• [Your task] Using the records below, please work out how many lines contain "Windows"; answer with the number alone.

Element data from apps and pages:
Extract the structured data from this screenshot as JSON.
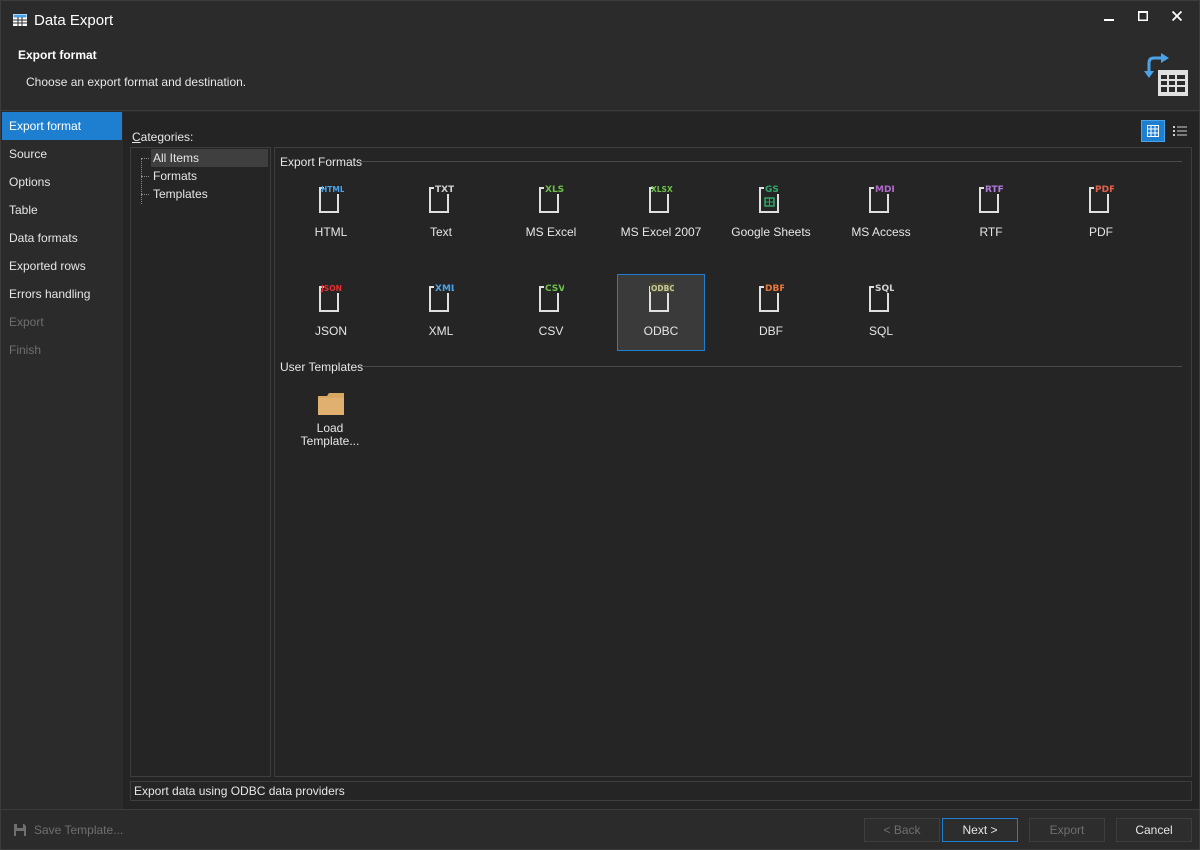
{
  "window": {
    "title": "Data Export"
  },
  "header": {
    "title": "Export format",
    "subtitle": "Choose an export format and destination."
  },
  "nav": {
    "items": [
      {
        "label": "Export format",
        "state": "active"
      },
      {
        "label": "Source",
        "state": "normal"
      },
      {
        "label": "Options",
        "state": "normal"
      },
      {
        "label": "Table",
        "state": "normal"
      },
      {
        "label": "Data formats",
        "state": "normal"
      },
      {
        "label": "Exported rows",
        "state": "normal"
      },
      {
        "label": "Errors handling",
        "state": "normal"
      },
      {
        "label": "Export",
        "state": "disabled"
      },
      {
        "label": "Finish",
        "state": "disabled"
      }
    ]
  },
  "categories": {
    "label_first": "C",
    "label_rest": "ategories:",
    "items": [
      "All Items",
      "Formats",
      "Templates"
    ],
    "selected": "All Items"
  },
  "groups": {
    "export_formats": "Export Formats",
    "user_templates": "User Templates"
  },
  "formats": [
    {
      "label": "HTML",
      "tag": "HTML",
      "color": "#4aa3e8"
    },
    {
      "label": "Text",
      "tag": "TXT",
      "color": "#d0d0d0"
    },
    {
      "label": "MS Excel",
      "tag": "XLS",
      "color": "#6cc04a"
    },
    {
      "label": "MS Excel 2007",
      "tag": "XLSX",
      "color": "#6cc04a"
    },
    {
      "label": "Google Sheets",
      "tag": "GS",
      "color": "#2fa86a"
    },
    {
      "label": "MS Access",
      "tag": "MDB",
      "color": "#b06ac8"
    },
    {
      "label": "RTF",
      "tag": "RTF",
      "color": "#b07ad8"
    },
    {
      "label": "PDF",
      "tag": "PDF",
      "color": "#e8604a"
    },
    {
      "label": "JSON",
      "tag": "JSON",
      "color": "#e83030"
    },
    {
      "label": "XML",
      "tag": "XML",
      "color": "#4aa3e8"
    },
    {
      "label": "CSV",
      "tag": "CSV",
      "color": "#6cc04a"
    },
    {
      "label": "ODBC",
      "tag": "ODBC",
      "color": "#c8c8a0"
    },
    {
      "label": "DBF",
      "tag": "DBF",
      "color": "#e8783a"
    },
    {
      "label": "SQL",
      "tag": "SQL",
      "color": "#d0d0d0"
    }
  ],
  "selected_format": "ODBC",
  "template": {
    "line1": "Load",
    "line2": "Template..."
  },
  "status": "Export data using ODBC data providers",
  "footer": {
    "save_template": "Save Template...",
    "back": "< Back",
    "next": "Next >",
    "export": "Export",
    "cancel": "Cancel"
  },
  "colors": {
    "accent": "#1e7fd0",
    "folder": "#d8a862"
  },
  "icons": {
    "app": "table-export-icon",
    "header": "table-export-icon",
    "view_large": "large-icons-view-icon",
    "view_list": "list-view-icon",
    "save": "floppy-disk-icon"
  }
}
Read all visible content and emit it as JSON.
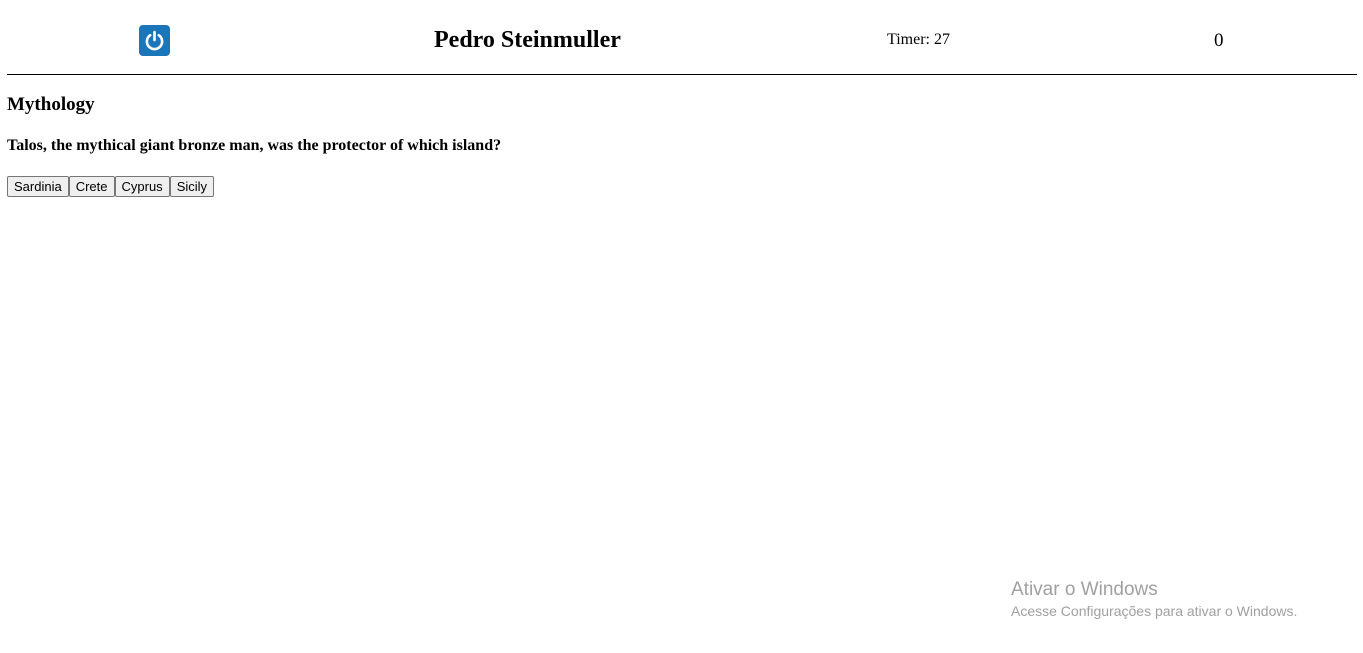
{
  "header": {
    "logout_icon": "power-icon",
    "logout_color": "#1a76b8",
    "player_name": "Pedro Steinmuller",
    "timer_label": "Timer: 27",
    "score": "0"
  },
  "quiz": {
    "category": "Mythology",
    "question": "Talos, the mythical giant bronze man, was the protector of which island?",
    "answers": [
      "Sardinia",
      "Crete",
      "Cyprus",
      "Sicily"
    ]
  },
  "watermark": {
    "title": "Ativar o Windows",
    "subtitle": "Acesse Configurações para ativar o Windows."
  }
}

• [Exercise output] 2